_Study material_:
———

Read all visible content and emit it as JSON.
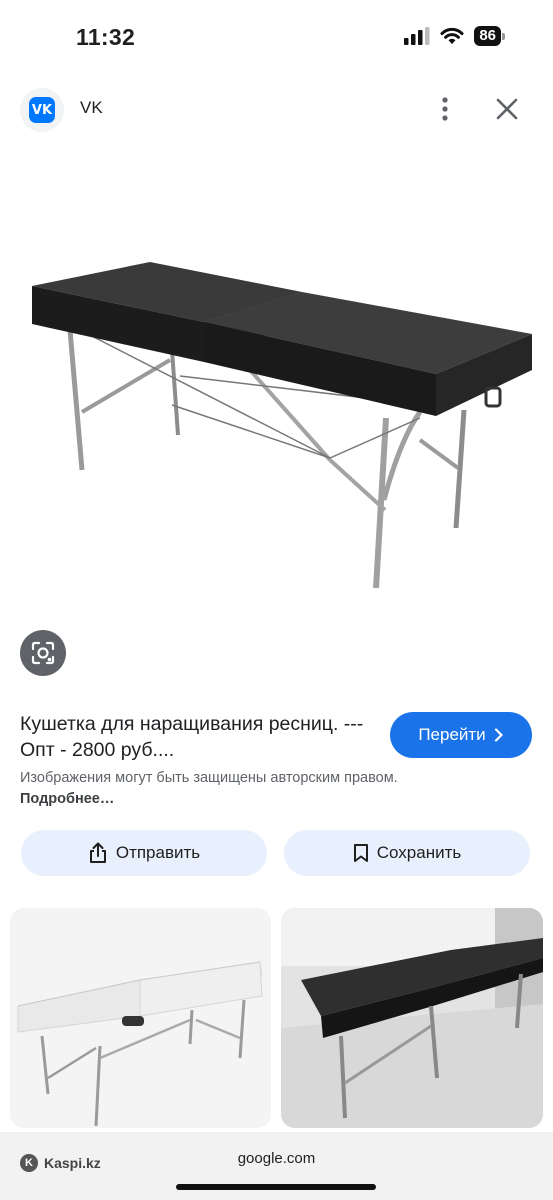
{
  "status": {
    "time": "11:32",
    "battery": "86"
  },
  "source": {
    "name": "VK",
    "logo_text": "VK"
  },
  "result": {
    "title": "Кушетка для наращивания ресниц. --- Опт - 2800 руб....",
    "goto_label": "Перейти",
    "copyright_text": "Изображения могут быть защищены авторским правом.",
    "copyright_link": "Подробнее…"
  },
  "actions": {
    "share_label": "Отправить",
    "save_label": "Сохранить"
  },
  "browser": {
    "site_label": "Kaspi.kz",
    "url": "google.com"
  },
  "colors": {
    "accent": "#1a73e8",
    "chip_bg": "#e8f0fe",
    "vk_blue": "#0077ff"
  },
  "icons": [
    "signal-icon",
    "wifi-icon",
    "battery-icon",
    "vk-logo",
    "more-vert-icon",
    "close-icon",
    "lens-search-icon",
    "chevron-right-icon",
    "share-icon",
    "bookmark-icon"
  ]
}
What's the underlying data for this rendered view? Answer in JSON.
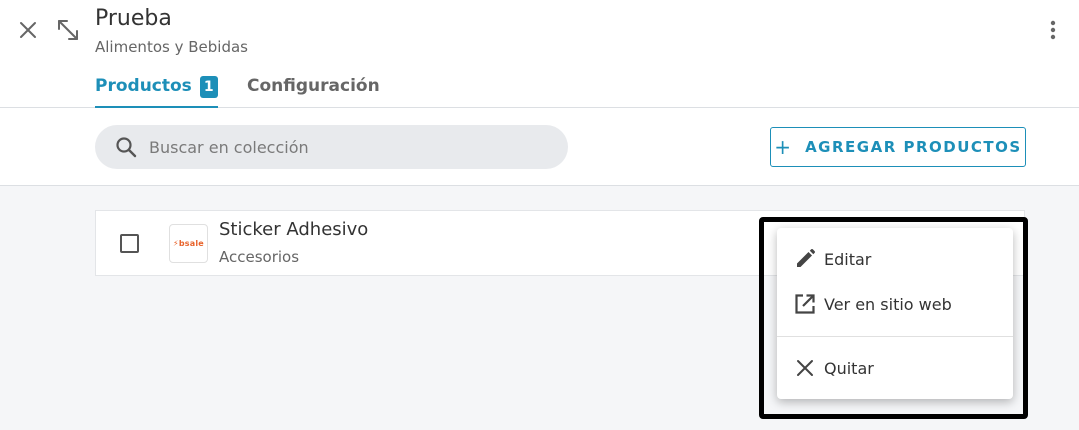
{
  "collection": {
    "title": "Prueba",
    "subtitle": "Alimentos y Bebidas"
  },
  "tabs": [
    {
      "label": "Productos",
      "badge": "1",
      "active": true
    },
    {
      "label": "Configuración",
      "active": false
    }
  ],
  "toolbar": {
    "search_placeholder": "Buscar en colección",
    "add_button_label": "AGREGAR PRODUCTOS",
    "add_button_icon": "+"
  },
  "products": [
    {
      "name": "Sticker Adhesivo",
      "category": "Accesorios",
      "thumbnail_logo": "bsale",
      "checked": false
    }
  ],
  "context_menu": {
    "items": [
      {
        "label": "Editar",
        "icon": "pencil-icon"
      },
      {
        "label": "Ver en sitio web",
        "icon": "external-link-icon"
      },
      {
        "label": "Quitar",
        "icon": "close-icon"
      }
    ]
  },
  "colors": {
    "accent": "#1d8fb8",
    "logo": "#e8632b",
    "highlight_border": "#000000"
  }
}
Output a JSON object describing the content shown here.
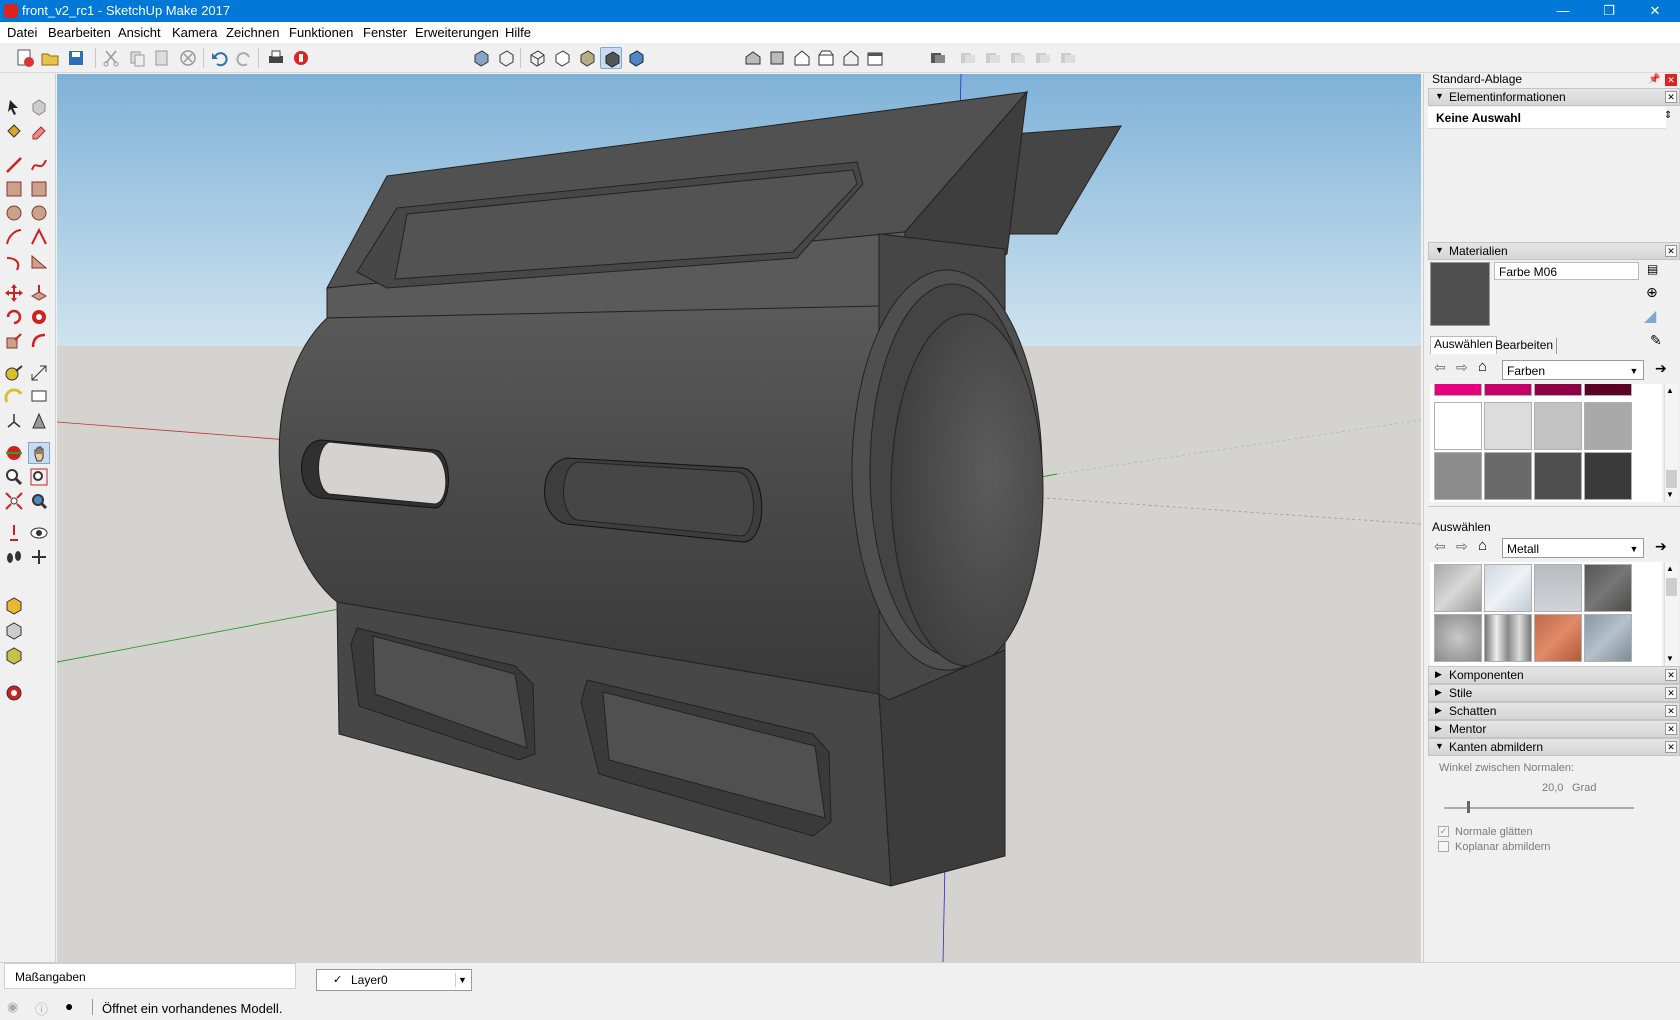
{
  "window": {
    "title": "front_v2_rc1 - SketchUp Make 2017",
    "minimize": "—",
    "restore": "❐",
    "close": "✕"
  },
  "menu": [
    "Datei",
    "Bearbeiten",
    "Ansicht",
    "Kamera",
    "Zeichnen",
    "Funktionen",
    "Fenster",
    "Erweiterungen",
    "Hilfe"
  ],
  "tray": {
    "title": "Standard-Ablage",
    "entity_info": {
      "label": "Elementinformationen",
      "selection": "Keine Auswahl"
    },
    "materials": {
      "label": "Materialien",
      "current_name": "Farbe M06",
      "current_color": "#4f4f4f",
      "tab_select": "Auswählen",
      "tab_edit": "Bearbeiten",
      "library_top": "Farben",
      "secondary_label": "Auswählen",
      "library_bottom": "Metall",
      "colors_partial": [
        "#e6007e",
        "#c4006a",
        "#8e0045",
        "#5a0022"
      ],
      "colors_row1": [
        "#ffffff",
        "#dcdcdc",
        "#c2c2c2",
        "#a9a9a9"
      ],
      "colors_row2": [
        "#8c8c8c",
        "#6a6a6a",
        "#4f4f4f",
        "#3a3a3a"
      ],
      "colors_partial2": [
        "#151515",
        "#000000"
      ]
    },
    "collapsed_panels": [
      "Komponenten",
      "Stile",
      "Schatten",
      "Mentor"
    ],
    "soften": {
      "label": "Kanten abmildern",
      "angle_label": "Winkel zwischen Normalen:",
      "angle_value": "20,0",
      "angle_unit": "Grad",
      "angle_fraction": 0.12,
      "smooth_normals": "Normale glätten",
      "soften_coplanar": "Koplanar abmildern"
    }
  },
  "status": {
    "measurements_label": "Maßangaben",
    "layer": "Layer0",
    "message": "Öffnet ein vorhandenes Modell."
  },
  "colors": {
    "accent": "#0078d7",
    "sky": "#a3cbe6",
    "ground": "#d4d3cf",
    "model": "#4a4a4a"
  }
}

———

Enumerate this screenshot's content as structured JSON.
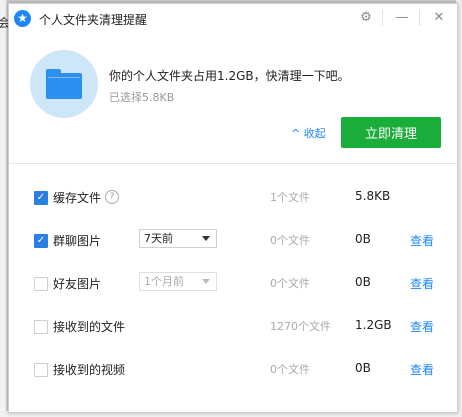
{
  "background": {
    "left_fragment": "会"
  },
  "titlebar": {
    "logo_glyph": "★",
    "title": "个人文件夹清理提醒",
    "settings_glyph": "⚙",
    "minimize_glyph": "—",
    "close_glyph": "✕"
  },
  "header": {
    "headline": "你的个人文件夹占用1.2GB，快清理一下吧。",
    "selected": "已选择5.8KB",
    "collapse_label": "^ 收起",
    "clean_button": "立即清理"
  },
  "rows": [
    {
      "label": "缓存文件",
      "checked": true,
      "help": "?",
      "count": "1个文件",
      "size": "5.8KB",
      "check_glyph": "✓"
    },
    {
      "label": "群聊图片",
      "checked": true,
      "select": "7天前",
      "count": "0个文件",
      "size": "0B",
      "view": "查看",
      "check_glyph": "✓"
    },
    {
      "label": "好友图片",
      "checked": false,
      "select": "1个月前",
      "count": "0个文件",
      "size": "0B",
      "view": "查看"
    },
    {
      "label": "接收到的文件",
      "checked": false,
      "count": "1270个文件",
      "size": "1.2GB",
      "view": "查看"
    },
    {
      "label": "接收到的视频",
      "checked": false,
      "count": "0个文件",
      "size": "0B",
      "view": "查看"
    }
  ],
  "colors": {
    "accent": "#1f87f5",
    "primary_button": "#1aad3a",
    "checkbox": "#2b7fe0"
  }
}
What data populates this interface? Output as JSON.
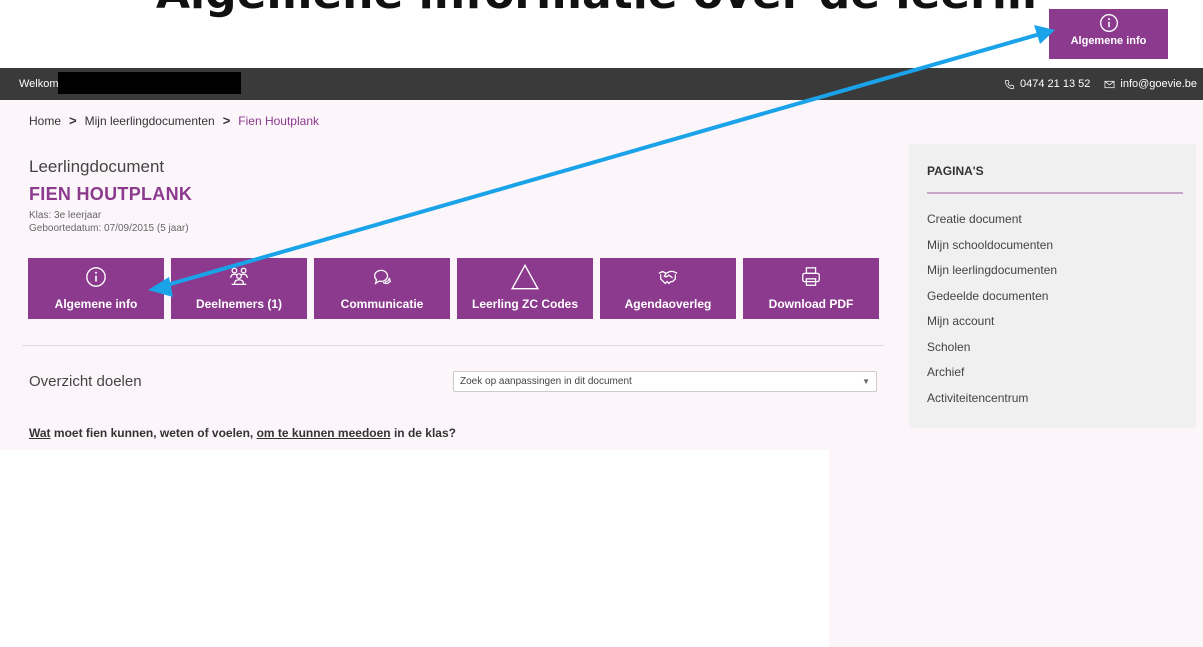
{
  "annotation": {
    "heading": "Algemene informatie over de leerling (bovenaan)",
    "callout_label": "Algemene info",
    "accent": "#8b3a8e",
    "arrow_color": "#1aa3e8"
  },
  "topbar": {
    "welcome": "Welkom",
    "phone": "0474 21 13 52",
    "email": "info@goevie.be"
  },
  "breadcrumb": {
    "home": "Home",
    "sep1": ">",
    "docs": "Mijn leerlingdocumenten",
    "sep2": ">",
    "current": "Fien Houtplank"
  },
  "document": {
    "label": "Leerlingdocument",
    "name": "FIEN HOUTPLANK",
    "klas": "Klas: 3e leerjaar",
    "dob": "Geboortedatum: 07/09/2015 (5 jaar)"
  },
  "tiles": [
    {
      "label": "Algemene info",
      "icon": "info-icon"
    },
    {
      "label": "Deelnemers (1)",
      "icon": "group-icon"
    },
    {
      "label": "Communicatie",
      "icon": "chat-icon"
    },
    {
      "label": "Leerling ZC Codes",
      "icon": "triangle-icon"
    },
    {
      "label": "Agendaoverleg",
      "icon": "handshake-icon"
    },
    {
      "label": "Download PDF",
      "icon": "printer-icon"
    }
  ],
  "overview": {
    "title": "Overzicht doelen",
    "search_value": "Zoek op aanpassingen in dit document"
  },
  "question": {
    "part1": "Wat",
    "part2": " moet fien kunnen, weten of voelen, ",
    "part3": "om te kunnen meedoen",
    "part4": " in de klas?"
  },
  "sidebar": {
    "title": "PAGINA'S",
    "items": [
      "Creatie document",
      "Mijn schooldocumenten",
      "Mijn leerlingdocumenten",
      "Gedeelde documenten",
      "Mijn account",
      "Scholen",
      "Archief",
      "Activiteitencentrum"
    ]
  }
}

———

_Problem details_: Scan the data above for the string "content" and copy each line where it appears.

_Written solution_:
Read all visible content and emit it as JSON.
Output a JSON object describing the content shown here.
Enumerate this screenshot's content as structured JSON.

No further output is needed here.